I don't know what Red Tory means. I'm Progressive Conservative. I believe government should take real responsibility for economic affairs while also accepting a real role when it comes to helping people in need and creating jobs.

New Democrats provide a conscience that is helpful to the political process. But they often have strong views about greater government participation in the economic process that can lead to a furtherance of social policy beyond economic means.

Liberals are historically perceived to have a greater social conscience than Conservatives. Looking back at my political years, I think my governments were as socially responsible as any Liberal you care to name.

As a kid, I aspired to do well in school. But I also wanted to play a lot of sports, particularly football. That led me to take what I called a graduate year at Brampton High. That fall, Brampton defeated Runnymede Collegiate, which was the highlight of my football career. And, when I later became Ontario's minister of education, nobody knew I'd taken two years to complete Grade 13.

John George Diefenbaker nearly terminated my political career before it really began. I got the provincial PC riding nomination for Peel in December of '58. I was following Thomas Laird Kennedy, a former premier and agriculture minister who had been a member since 1919. He died in February, and I soon discovered the great Tory machine was a friend of Tom Kennedy, not his replacement. Then, on Black Friday, Diefenbaker's government cancelled the Avro Arrow, which helped fire everyone at Avro in my riding. The vote, which should have been fairly comfortable, was only won by about 700 votes. Nevertheless, during Diefenbaker's last campaign as a leader, I was the only Ontario minister willing to stand on a platform with him. It was fun.

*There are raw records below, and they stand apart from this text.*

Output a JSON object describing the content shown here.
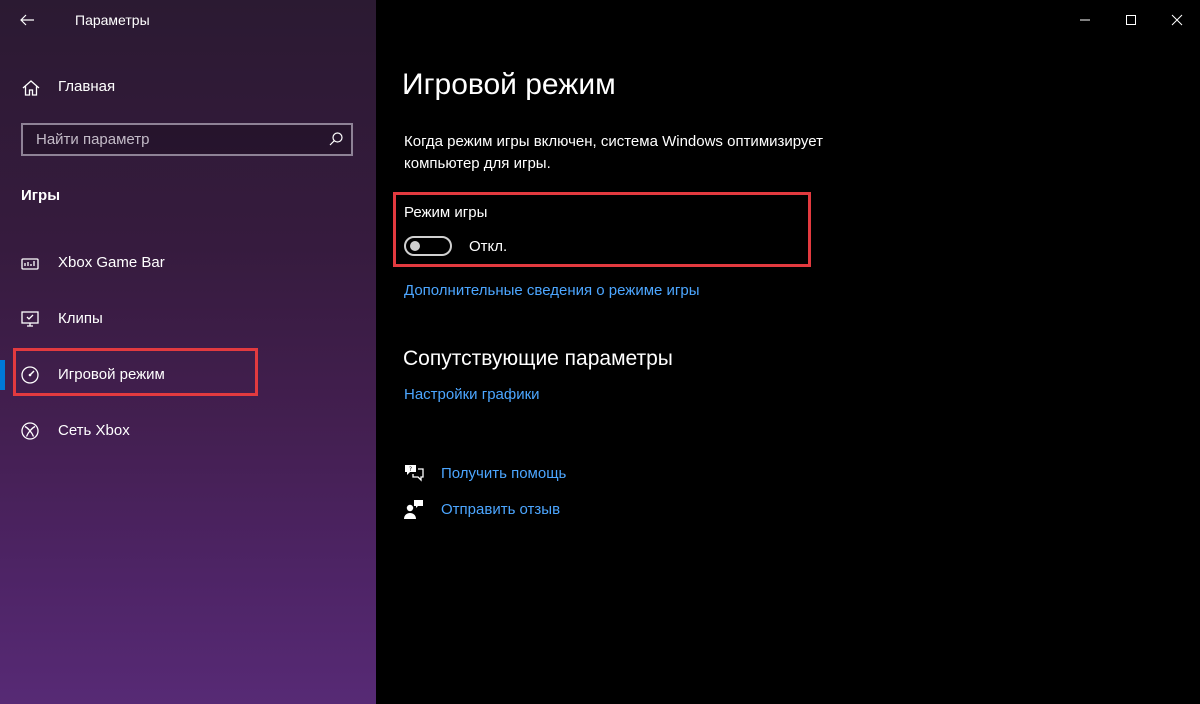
{
  "window": {
    "title": "Параметры",
    "controls": [
      "minimize",
      "maximize",
      "close"
    ]
  },
  "sidebar": {
    "home_label": "Главная",
    "search": {
      "placeholder": "Найти параметр",
      "value": ""
    },
    "section_title": "Игры",
    "items": [
      {
        "label": "Xbox Game Bar",
        "icon": "xbox-game-bar-icon",
        "selected": false
      },
      {
        "label": "Клипы",
        "icon": "clips-icon",
        "selected": false
      },
      {
        "label": "Игровой режим",
        "icon": "game-mode-icon",
        "selected": true
      },
      {
        "label": "Сеть Xbox",
        "icon": "xbox-icon",
        "selected": false
      }
    ]
  },
  "main": {
    "title": "Игровой режим",
    "description": "Когда режим игры включен, система Windows оптимизирует компьютер для игры.",
    "toggle": {
      "label": "Режим игры",
      "state_text": "Откл.",
      "on": false
    },
    "more_info_link": "Дополнительные сведения о режиме игры",
    "related": {
      "title": "Сопутствующие параметры",
      "graphics_link": "Настройки графики"
    },
    "help": {
      "get_help": "Получить помощь",
      "feedback": "Отправить отзыв"
    }
  },
  "colors": {
    "accent": "#0078d7",
    "link": "#4ca6ff",
    "highlight": "#e23a3f"
  }
}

Tom Kennedy gave me the most memorable advice. “Billy,” he said, “always be humble, even if you don't feel like it. And remember, you never get into trouble for the speeches you don't make.”

I've never experienced withdrawal after politics. I spend time with my grandchildren that I wasn't able to spend with my children. And my five kids and their spouses have delivered me 12 grandchildren, so there is no time for withdrawal.

My wife and I had a very pleasant dinner to celebrate our 42nd anniversary. There was no football game on that night, but I briefly watched the Miami Heat defeat the Toronto Raptors, which is not what one should do on their anniversary.